_Task requirements_
Please copy every line below that contains the string "icon".

=== Begin Enclosure ===

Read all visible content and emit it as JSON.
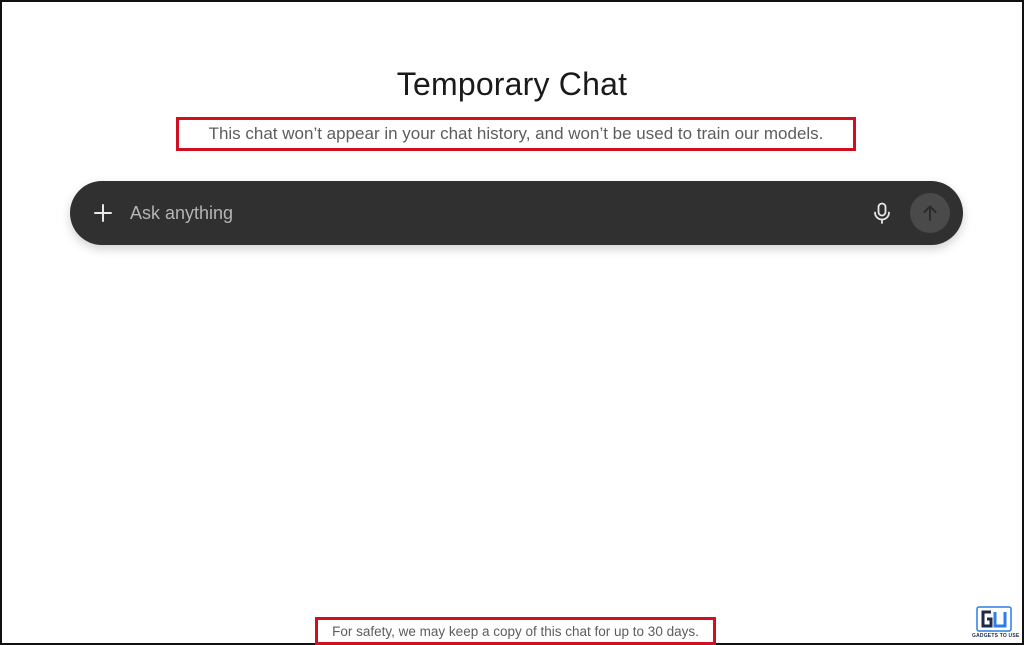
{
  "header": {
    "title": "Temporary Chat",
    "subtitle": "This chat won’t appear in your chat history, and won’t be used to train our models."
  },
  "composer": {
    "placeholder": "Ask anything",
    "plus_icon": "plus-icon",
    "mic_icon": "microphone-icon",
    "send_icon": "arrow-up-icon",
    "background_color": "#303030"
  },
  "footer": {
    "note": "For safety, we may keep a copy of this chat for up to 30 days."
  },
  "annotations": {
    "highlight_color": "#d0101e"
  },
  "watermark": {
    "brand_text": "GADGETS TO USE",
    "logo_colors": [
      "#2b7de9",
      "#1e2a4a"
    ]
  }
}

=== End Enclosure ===
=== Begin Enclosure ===

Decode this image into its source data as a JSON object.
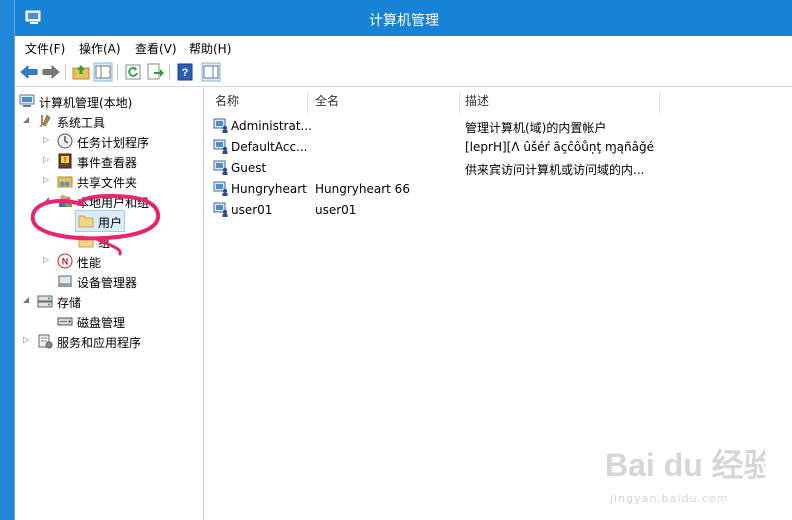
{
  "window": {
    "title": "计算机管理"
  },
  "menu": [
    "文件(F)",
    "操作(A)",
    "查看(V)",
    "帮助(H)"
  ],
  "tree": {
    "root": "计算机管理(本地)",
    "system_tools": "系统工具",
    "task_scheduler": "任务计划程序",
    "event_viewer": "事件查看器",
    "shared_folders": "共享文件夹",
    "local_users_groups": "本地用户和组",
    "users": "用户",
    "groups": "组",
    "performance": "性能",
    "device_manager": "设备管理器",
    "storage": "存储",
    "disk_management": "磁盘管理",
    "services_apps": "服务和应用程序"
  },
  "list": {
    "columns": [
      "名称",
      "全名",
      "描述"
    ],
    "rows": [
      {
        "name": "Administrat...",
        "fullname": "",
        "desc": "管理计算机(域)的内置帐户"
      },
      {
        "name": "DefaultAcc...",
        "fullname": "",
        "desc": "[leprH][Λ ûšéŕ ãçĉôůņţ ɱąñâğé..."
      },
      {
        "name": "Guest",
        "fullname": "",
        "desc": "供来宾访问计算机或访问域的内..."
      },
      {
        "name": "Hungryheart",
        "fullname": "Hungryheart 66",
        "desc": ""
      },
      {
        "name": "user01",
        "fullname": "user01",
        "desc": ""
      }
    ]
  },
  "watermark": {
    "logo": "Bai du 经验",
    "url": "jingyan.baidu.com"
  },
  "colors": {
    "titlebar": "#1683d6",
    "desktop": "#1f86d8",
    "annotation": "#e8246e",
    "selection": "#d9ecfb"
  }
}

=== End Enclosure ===
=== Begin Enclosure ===

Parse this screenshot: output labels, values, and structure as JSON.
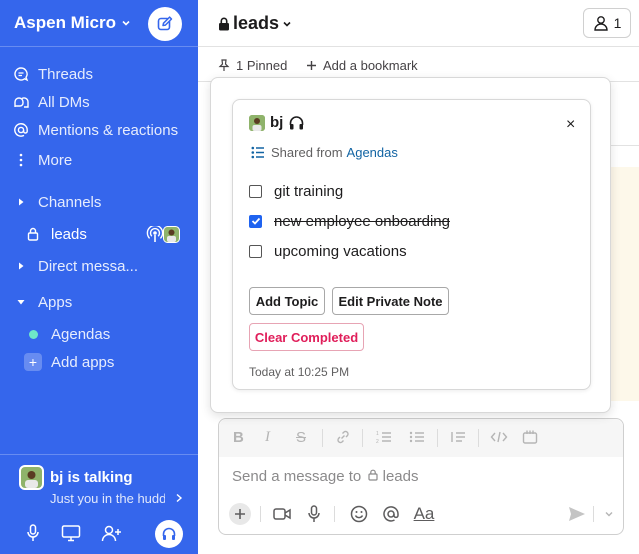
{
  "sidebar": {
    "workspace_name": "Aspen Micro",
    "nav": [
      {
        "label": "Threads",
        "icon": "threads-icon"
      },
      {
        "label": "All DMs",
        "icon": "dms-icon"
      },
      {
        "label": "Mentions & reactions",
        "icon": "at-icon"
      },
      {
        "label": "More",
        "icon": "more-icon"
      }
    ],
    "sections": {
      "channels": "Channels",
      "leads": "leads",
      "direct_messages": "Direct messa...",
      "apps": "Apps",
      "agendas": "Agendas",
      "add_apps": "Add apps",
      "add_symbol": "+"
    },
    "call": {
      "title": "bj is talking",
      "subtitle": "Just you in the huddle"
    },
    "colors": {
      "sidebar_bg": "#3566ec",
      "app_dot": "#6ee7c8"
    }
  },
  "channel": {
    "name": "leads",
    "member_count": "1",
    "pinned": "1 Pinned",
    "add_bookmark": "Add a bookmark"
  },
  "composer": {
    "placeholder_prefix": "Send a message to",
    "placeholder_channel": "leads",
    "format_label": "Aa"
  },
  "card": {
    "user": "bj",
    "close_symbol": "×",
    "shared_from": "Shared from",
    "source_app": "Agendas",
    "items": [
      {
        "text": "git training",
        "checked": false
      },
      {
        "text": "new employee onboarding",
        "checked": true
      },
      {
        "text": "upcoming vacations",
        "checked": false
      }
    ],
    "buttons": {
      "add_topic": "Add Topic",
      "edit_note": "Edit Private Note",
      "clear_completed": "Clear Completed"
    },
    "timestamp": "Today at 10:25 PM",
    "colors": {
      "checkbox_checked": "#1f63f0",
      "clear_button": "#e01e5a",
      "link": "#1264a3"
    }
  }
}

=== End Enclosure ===

_Reply_
    "plus_icon": "plus-icon",
    "mic_icon": "microphone-icon",
    "send_icon": "arrow-up-icon",
        "icon": "threads-icon"
        "icon": "dms-icon"
        "icon": "at-icon"
        "icon": "more-icon"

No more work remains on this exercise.